You’re lunching at the ferociously popular MoVida, with a tapas-style menu to suit both large and small appetites. Here, chef Frank Camorra delights in showcasing the sausages, slow-cooked braises, and other home-cooked Spanish foods he grew up with. Sample the costilla con sobrasada (lamb cutlet with pork and paprika pâté), but be sure to leave room for the classic chocolate-dunked churros (Spanish doughnuts).

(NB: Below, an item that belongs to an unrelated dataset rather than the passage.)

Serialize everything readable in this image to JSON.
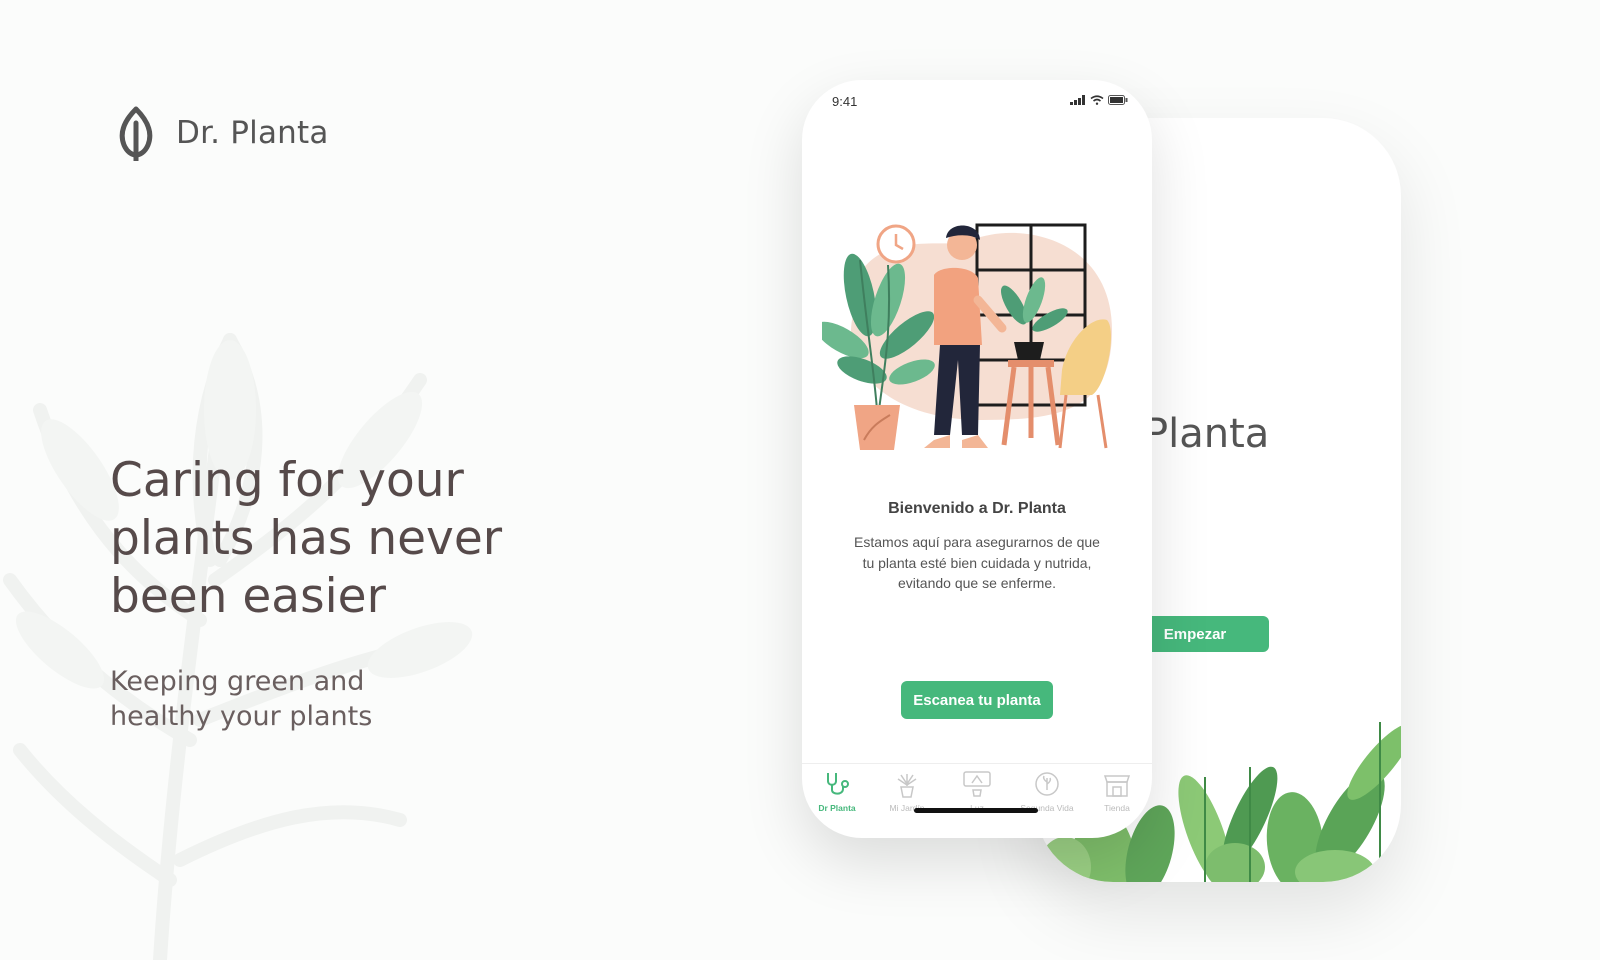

It’s been an energetic and extended morning, so return to the hotel’s luxurious Chuan Spa for some rest, relaxation, and muscle rejuvenation. Plunge into the indoor saltwater pool or contemplate Melbourne’s soaring skyline from the bubbling Jacuzzi before indulging in one of more than 40 specialty treatments based on the holistic principles of traditional Chinese medicine. Particularly recommended for couples is the Serenity Shen signature service, which incorporates a soak in a private geisha tub, a stone therapy massage, and a refreshing marine algae mask.
Feeling relaxed and refreshed, step out for dinner at The Brasserie by Philippe Mouchel. This stylish eatery is set in the opulent surrounds of the landmark Crown casino complex, the Southern Hemisphere’s largest casino. Furious bursts of flame on the rooftop mark the passing of each hour, but even this extravagance cannot distract from the food. Diners clamour for Mouchel’s signature snails served in a tomato fondue with garlic and parsley butter.
Resist, if you can, the lure of the lucre and cross the sculpture-lined pedestrian footbridge en route to familiar territory. Melbourne’s Regent Theatre oozes old-fashioned glamour and is presenting the award-winning musical Wicked until mid-2009.